The Guangzhou-Shenzhen-Hong Kong High-Speed Railway is a part of the Beijing-Hong Kong High Speed Railway, planned to connect mainland China and Hong Kong. It aims at developing transit from Guangzhou South Station to Kowloon West, Hong Kong, notably going through the Shenzhen North Station and the Futian Station, which was to be constructed. This 11.4 km long project was also structured around the Yitian Road Tunnel, located between the Shenzhen North Railway Station and the Futian Station. Amounting 933 million dollars, the achievement of the project has considerably reduced the travel time from Guangzhou to Hong Kong. The works began in 2008 and came to an end on June 2015.
Essentially visited by high-end business passengers, the Futian Station is now the first underground railway station in China and the largest one in Asia. More than 1,000 meter long, 32 meter deep and almost 80 meter wide, it is designed to receive the fastest train in the world (200 km/h driving speed).

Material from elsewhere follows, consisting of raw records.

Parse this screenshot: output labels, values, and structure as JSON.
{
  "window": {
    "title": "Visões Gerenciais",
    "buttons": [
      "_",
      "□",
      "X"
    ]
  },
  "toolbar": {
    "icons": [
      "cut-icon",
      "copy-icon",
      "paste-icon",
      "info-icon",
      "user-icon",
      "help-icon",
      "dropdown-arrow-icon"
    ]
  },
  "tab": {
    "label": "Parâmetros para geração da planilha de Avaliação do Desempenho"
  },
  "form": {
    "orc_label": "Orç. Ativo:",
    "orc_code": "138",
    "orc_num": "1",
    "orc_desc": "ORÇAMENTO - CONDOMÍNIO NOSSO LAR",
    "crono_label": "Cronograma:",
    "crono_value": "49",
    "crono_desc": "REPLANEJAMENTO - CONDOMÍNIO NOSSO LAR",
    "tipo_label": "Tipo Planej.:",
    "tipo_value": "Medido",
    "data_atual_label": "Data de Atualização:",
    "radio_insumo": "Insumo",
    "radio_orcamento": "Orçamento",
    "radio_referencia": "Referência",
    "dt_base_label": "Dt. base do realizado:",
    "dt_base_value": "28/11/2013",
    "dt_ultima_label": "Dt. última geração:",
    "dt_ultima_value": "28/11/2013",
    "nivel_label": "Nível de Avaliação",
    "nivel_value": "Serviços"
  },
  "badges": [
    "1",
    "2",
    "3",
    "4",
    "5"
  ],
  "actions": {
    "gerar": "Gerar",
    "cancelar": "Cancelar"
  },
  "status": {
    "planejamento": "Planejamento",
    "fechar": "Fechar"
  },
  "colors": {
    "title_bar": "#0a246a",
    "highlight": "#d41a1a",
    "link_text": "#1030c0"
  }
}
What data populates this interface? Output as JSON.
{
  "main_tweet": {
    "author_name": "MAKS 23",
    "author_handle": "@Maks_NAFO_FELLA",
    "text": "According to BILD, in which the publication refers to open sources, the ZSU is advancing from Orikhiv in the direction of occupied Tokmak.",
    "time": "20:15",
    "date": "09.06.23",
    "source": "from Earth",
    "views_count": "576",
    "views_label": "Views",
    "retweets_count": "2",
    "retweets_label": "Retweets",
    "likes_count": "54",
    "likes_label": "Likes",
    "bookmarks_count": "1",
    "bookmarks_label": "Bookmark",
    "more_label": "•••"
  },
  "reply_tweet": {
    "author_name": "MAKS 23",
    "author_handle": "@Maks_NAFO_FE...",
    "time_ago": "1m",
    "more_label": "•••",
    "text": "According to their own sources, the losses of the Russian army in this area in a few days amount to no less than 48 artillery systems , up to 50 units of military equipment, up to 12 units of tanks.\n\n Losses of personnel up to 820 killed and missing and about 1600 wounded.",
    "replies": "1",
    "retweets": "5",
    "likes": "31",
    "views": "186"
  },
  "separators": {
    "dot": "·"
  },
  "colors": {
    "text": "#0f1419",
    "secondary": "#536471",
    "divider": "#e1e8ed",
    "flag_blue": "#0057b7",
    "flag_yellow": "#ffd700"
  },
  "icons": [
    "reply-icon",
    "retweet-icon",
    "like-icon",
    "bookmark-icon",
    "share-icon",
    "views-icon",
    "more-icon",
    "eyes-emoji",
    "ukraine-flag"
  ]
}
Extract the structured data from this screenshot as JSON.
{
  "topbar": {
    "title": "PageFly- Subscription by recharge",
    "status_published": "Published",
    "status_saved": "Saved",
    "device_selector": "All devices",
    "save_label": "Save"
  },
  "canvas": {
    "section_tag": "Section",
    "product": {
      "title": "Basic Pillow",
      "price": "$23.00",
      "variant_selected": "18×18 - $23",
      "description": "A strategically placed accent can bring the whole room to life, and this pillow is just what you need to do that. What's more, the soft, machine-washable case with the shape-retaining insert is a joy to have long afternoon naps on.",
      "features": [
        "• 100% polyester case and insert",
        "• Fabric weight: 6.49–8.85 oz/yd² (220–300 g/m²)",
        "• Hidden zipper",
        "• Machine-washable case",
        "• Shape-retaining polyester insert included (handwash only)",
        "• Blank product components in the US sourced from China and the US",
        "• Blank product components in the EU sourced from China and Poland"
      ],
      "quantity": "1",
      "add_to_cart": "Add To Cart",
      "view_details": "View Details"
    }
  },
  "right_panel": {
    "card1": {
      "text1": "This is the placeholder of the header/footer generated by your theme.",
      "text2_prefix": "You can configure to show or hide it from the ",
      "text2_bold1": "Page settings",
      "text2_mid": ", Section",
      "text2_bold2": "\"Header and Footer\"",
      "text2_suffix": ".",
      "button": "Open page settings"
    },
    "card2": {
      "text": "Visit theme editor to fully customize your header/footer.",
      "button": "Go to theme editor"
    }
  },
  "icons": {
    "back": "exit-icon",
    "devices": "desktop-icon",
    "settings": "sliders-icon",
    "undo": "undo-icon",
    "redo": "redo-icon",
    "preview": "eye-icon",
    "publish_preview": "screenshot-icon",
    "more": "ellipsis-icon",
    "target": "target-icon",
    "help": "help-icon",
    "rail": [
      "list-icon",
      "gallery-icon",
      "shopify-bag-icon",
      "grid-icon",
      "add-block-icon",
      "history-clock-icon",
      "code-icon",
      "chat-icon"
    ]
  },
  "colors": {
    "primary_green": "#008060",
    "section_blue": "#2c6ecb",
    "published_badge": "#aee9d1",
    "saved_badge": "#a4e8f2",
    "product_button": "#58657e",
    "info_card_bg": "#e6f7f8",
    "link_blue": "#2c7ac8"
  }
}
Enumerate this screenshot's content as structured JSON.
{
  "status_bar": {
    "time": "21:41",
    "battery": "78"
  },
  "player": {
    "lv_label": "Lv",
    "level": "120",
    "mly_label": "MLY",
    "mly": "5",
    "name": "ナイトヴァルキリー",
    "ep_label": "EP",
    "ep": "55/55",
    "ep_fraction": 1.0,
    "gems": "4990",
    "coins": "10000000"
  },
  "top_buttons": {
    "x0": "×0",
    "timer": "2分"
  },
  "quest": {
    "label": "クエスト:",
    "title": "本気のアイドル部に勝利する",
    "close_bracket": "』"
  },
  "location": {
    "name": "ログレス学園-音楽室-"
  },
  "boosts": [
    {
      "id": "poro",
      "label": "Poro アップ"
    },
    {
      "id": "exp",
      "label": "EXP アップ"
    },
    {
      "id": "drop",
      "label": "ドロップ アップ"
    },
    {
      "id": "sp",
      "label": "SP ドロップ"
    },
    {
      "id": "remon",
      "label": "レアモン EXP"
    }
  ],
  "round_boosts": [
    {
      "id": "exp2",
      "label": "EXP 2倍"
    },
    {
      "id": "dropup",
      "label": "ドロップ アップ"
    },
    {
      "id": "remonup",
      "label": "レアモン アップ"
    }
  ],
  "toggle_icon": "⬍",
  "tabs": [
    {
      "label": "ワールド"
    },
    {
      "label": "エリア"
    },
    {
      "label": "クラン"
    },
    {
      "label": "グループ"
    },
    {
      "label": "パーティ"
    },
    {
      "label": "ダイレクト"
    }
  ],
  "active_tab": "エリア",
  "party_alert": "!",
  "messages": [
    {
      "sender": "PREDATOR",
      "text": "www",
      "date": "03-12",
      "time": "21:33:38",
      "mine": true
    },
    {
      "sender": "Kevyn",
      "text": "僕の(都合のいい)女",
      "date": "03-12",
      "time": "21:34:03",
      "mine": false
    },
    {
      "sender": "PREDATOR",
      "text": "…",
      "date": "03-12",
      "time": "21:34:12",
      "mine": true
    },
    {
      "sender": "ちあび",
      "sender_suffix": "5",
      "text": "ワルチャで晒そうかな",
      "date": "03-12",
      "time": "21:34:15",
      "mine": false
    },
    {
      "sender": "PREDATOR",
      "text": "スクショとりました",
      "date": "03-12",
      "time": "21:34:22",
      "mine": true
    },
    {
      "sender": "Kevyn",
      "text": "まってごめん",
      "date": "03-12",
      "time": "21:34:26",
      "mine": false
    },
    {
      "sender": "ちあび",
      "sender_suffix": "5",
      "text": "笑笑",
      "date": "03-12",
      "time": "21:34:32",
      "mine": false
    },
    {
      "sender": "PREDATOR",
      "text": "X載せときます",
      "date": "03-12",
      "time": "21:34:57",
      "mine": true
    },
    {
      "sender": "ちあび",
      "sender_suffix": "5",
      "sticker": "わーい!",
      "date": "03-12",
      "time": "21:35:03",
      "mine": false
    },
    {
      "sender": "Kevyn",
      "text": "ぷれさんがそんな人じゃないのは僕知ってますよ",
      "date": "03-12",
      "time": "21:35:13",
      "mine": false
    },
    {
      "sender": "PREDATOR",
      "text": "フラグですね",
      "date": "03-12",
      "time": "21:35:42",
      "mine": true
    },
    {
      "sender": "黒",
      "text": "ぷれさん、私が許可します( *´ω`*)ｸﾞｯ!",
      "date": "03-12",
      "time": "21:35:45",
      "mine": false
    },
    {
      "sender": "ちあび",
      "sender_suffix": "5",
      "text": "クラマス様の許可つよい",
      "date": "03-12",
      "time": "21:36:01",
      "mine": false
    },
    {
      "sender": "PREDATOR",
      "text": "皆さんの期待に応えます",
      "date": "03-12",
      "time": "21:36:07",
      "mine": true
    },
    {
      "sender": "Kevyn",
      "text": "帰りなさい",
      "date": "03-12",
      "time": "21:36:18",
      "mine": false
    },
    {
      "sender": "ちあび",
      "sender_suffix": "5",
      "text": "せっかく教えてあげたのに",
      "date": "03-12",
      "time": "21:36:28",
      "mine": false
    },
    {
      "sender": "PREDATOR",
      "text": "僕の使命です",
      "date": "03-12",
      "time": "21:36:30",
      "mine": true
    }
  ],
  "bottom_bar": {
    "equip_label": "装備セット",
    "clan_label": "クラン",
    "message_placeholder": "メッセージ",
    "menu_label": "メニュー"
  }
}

A three-layer underground station, it is structured around 8 lines and 4 platforms, and integrates junctions with urban rail networks, buses, and taxi transport systems. The station is located in the centre of the district of Futian, in Shenzhen, neighbouring skyscrapers and heavy traffic roads. During the 7 year works, engineers were confronted to dense underground pipelines and complex geological and hydrogeological conditions, from massive engineering scale and earthwork to the excavation of foundation pits reaching 1,830,000m3. The Station integrates the open-cut bottom-up and the cover-and-cut top-down methods, in order to reduce the distortion of foundation pits and soil mass and to protect the safety of Fukuda Station and its surrounding buildings. Such technics have set a precedent regarding the structure construction of a large underground station at the urban centre.In addition to the 7 categories of projects, the ITA Awards 2015 have created 4 other categories: the Young Tunnellers of the Year, whose names were also disclosed last month, as well as the Contractors of the Year and the Engineering of the Year. An Award will also be given for Lifetime achievement. In total, ITA has shortlisted 42 entries in the framework of 11 prize categories, described in the following page.